Finally, the gain setting on your amplifier may be set too high. If your speakers are clipping at high volume, one thing you can try is to reduce the volume of your music source. You can also try using a different amplifier with a lower gain setting.

If neither of these solutions work, then you may need to invest in new speakers that can handle more power.

How Do I Stop My Speakers from Cutting Out?

If your speakers are cutting out, it’s likely that there is a problem with the connection between your speaker and your audio source. The first thing you should do is check all of the connections to make sure they are secure. If the connections are loose, try tightening them.

If that doesn’t work, you may need to replace the cables. Another possibility is that there is a problem with the amplifier or receiver that is powering your speakers. If you’re using an external amplifier, make sure it is properly plugged into an outlet and turned on.

Check the volume levels and settings to ensure they are not set too low or muted. If you’re using a receiver, make sure it is properly powered on and set to the correct input. Again, check the volume levels to ensure they aren’t set too low or muted.

If neither of those solutions solve the problem, there may be an issue with one of the components in your speaker system itself. Try disconnecting each component one at a time and testing to see if the issue persists. This will help you narrow down which component is causing the problem so you can get it repaired or replaced as necessary.

Why Does My Car Stereo Turn off at High Volume?

The most likely reason your car stereo turns off at high volume is because it’s protection mechanism is kicking in. Most car stereos have some sort of built-in protection that kicks in when the system is pushed too hard. This protection usually takes the form of a circuit breaker that trips when too much current flows through it.

When this happens, the stereo shuts off to prevent damage to the system. There are a few things that can cause this protection to trip more easily than others. One is if your speakers are low quality or mismatched.

If you have a subwoofer, make sure it’s properly matched to your other speakers. Another possibility is that your amplifier isn’t powerful enough for your speakers. If you’re driving high-end speakers, they may require more power than a factory amplifier can provide.

Finally, make sure all your connections are tight and free of corrosion. Loose or corroded connections can create resistance, which causes the amplifier to overheat and trip the protection circuit. If you’re not sure what’s causing your stereo to turn off at high volume, take it to a qualified technician for diagnosis and repair.

In most cases, this is a relatively easy and inexpensive fix.

Why Do My Speakers Cut Out Randomly?

If your speakers are cutting out randomly, there could be a few different reasons why. Here are a few possibilities to check: 1. Make sure that the audio cable is firmly plugged into both the speakers and the audio source.

If it’s not plugged in all the way, or if the connection is loose, that can cause sound problems. 2. Check your speaker settings to make sure they’re configured correctly for your setup. For example, if you have 5.1 surround sound speakers, but they’re not configured as such in your system settings, you won’t get true surround sound.

3. Sometimes dust or other debris can build up on the speaker connections and cause problems.

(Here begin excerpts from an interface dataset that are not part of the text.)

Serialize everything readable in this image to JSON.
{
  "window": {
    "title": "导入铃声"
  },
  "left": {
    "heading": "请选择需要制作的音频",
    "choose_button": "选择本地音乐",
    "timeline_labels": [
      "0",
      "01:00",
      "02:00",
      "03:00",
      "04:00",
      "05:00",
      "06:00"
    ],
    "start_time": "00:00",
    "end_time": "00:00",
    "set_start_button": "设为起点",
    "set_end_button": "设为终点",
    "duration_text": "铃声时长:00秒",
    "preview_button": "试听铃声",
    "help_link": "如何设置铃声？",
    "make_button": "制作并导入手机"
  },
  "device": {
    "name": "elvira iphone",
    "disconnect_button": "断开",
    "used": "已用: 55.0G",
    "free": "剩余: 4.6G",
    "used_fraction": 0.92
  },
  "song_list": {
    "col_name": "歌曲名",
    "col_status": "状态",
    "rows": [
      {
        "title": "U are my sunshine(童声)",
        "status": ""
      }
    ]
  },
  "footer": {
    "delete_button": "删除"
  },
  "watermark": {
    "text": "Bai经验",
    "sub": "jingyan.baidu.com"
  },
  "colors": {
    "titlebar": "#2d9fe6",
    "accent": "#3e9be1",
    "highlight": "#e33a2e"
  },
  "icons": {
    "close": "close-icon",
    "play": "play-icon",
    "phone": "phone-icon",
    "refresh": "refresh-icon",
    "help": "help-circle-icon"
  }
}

Try unplugging everything and then plugging it back in again to see if that clears up the issue. 4. If you’re using wireless speakers, make sure there’s no interference from other electronic devices nearby that could be causing signal issues.

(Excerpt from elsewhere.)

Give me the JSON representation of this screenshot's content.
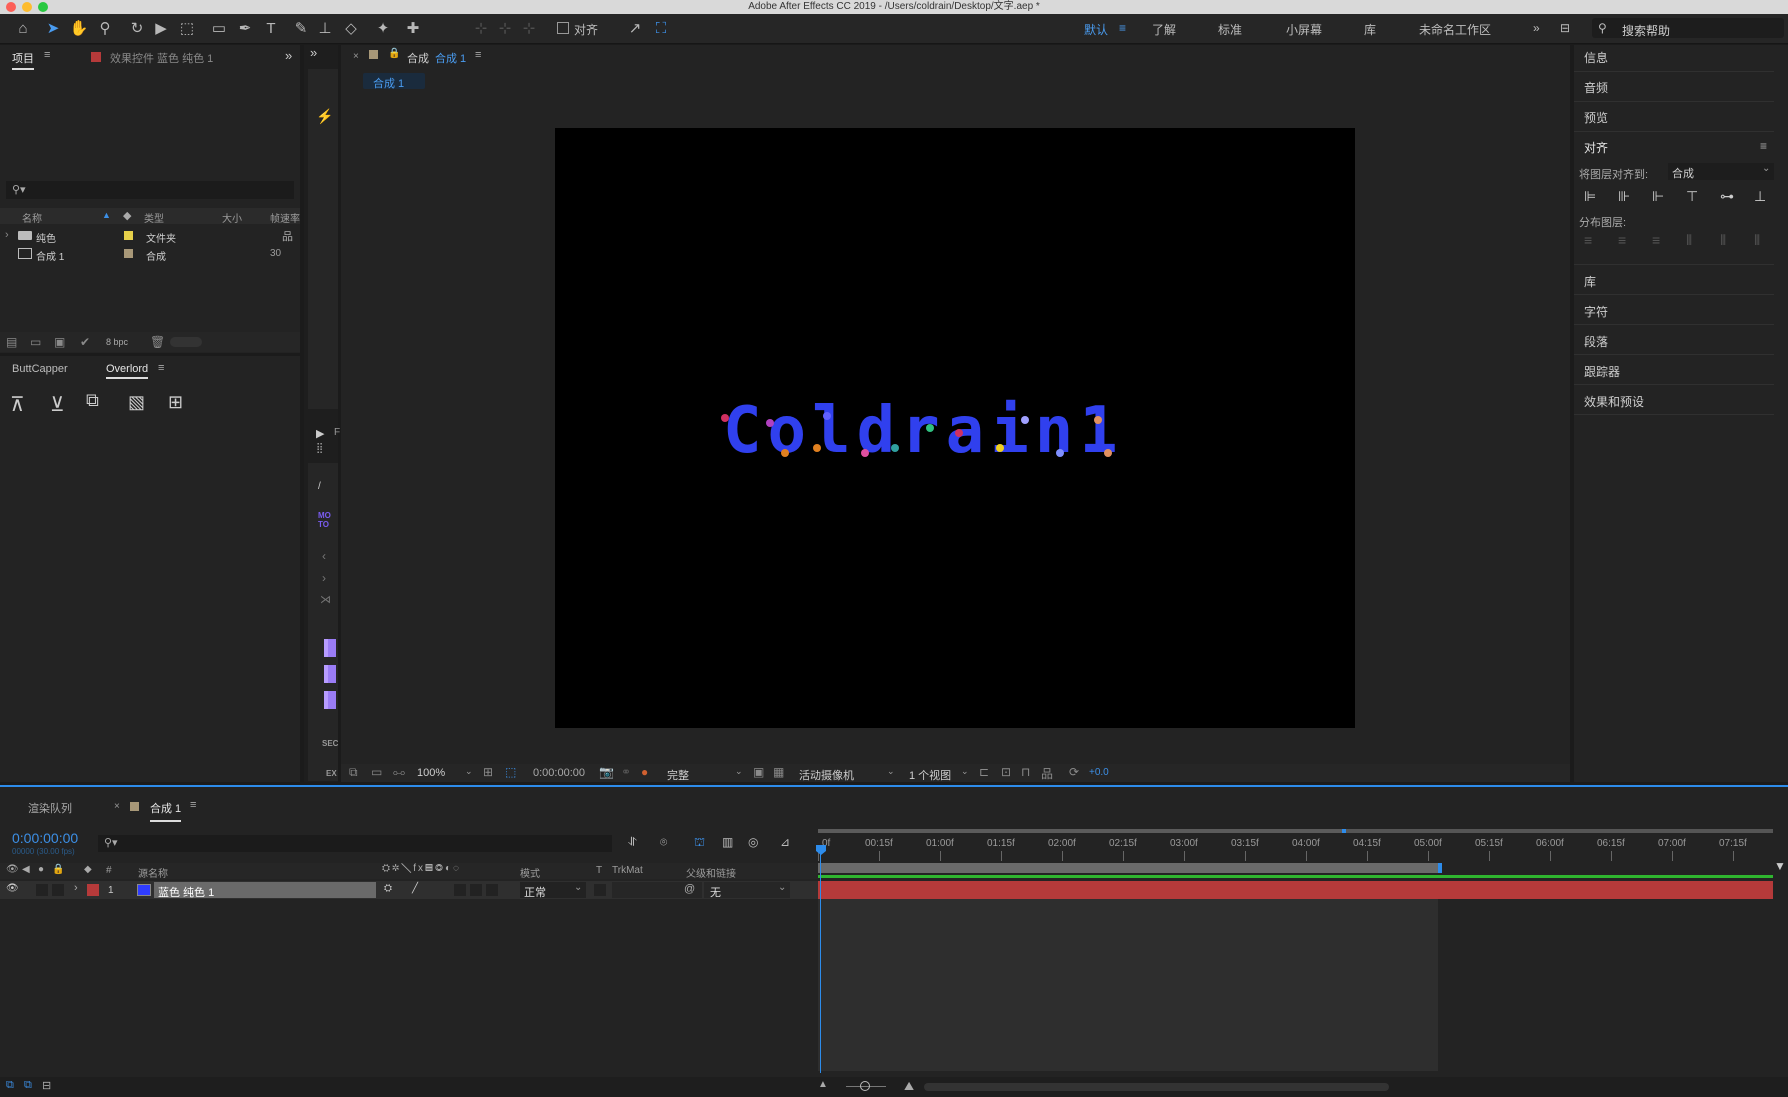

Move any offending devices away from the speakers and see if that helps. 5 .It’s also possible that there could be an issue with your audio driver software .

Try updating to the latest version or reinstalling it altogether to see if that fixes things . Hopefully one of these tips will help solve your random speaker cutoff problem !

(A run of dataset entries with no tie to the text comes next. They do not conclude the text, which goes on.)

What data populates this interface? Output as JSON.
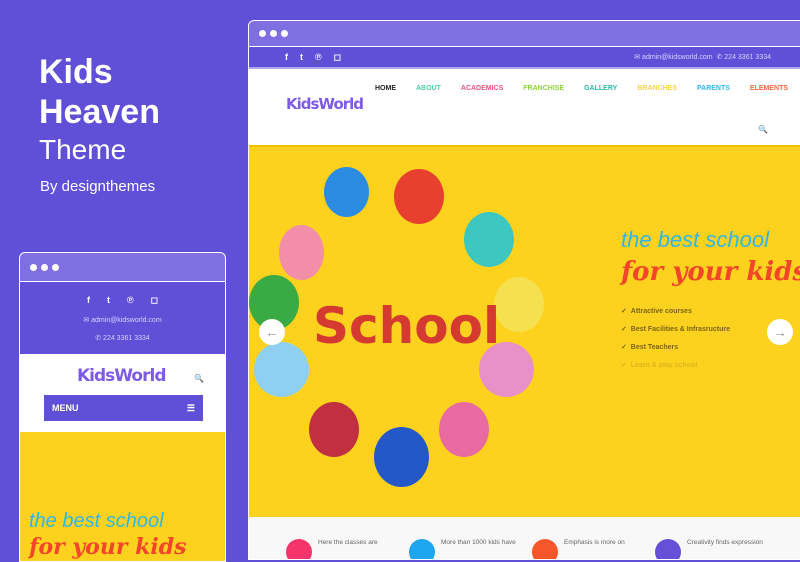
{
  "promo": {
    "title_line1": "Kids",
    "title_line2": "Heaven",
    "subtitle": "Theme",
    "byline": "By designthemes"
  },
  "site": {
    "email": "admin@kidsworld.com",
    "phone": "224 3361 3334",
    "logo": "KidsWorld",
    "social_icons": [
      "facebook-icon",
      "twitter-icon",
      "pinterest-icon",
      "instagram-icon"
    ],
    "nav": [
      {
        "label": "HOME",
        "color": "#222222"
      },
      {
        "label": "ABOUT",
        "color": "#4fd1a5"
      },
      {
        "label": "ACADEMICS",
        "color": "#e8567f"
      },
      {
        "label": "FRANCHISE",
        "color": "#8fd33a"
      },
      {
        "label": "GALLERY",
        "color": "#2bb9a8"
      },
      {
        "label": "BRANCHES",
        "color": "#fcd34d"
      },
      {
        "label": "PARENTS",
        "color": "#35b8f0"
      },
      {
        "label": "ELEMENTS",
        "color": "#f5673e"
      }
    ],
    "menu_label": "MENU",
    "hero": {
      "line1": "the best school",
      "line2": "for your kids",
      "image_text": "School",
      "checks": [
        "Attractive courses",
        "Best Facilities & Infrasructure",
        "Best Teachers",
        "Learn & play school"
      ]
    },
    "features": [
      {
        "text": "Here the classes are",
        "color": "#f5346b"
      },
      {
        "text": "More than 1000 kids have",
        "color": "#1ea7f0"
      },
      {
        "text": "Emphasis is more on",
        "color": "#f5562a"
      },
      {
        "text": "Creativity finds expression",
        "color": "#6650d8"
      }
    ]
  },
  "colors": {
    "brand": "#604fd7",
    "hero": "#fdd21f",
    "line1": "#2fb6e6",
    "line2": "#f2452a"
  }
}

At high volumes, many speakers will cut out due to a sudden drop in impedance. This is because the voice coil in the speaker is not able to handle the increased current flow. The result is a loss of sound quality and possibly damage to the speaker.